Nose for News by Sarah Stultz

 

I took half a day off last week to get most of my garden planted at the Brookside community gardens. Though it felt a little later than normal, it was actually right on track to previous years.

I battled with finding a day that it was not raining that I could get out there and not be a muddy mess. Then there were the cold days that are known all too well in Minnesota in May that sometimes throw a wrench into my plans.  I’m kind of glad I held off as there had been threats of frost.

It felt good to finally get out there, to plant my seeds and my starter plants and to now patiently wait for the process to run its course.

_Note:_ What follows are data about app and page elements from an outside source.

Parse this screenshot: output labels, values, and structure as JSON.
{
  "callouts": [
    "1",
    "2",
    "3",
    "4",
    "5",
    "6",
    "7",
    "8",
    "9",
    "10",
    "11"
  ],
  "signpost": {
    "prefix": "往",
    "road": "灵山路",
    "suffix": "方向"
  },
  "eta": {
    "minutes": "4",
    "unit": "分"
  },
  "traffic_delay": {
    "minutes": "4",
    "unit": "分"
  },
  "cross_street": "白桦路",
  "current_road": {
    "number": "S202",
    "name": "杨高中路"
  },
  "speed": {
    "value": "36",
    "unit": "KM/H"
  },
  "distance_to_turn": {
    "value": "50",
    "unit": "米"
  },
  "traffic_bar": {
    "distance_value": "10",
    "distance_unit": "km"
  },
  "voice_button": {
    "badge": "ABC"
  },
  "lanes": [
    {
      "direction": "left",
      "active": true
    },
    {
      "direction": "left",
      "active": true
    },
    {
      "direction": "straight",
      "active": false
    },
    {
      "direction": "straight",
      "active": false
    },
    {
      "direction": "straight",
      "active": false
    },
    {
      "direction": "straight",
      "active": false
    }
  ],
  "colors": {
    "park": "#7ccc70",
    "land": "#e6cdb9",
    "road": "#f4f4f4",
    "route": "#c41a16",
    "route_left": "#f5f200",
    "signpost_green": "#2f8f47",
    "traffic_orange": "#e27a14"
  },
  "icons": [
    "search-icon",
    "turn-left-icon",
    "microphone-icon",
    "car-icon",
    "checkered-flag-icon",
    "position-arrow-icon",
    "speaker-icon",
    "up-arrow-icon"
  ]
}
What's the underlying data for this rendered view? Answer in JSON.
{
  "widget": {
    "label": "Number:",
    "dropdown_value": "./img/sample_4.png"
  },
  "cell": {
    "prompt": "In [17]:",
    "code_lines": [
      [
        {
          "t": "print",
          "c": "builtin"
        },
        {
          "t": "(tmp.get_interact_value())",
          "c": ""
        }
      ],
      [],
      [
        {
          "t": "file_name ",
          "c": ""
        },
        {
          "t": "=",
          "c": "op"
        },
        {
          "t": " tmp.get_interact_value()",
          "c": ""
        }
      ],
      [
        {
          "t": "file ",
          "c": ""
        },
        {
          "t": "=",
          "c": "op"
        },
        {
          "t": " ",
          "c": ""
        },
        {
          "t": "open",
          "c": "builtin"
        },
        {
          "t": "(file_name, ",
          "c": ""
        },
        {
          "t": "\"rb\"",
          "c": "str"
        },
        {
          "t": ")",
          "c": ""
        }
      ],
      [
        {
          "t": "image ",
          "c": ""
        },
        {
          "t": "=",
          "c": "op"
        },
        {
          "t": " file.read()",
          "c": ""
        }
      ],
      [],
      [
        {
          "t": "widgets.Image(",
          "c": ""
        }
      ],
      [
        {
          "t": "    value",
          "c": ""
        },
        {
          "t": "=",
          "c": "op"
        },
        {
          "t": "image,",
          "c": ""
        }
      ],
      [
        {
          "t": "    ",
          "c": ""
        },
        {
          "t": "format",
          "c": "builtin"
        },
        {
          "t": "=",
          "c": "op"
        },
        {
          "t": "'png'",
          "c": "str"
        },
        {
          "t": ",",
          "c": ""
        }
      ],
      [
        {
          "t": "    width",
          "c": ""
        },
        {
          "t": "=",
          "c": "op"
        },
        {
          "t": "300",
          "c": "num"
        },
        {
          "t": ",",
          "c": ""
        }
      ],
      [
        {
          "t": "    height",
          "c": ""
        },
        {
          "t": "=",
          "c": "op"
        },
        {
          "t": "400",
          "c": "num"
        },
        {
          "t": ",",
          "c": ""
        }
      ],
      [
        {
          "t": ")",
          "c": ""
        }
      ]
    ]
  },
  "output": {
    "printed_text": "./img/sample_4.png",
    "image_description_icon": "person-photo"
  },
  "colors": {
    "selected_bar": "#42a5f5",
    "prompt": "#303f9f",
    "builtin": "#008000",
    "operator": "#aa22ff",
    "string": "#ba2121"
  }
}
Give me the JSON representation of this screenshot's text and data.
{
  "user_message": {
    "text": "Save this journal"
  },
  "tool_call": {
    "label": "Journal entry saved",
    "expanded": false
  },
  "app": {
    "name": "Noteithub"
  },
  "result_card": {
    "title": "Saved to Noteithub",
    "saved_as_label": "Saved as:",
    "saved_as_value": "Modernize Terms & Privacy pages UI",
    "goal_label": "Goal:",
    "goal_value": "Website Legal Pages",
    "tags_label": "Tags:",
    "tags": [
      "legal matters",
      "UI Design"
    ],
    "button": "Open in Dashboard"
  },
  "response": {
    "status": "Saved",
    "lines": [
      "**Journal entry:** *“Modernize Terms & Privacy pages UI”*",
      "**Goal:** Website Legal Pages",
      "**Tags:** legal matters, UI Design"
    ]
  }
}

Of course, now that the seeds and plants are in, that doesn’t mean all the work is done and I can sit back and relax until the vegetables appear.

We can’t forget about the weeding, putting up tomato cages and fences, and running out there to water the plants on hot, dry days.

It may not be comparable to running or other forms of aerobic exercise, but it does work up a sweat and uses some muscles, too. According to research I’ve found, gardening can burn 200 to 400 calories per hour. Not too bad for something not as demanding on the body as running.

After I left the garden last week, I could feel it in my muscles.

My out-of-shape body was reminding me how little I had exercised in recent months, but I was proud to have everything in the ground. I knew rain was in the forecast all weekend, and it would provide a good start for the garden.

As I drove past the garden sites Monday, it seems rain  has already had a positive effect — at least for the weeds, as it seemed they had already started to multiply in the few days since I had been there. You know what that means — I’m in for some fun weeding here in the next couple days.

At this time of uncertainty in the world, I’m glad to be able to have gardening as an outlet to put some of my energy into.

There’s something so rewarding about putting all this work into a garden and seeing it flourish and produce healthy food that sustains us.

Not to mention, homegrown produce is delicious.

If you’ve never grown a garden, think about trying it out this year. It’s not too late.Gardening is good both for the body and the mind and provides a great learning tool for children, too. 

“To plant a garden is to believe in tomorrow.” — Audrey Hepburn

Sarah Stultz is the managing editor of the Tribune. Her column appears every Wednesday.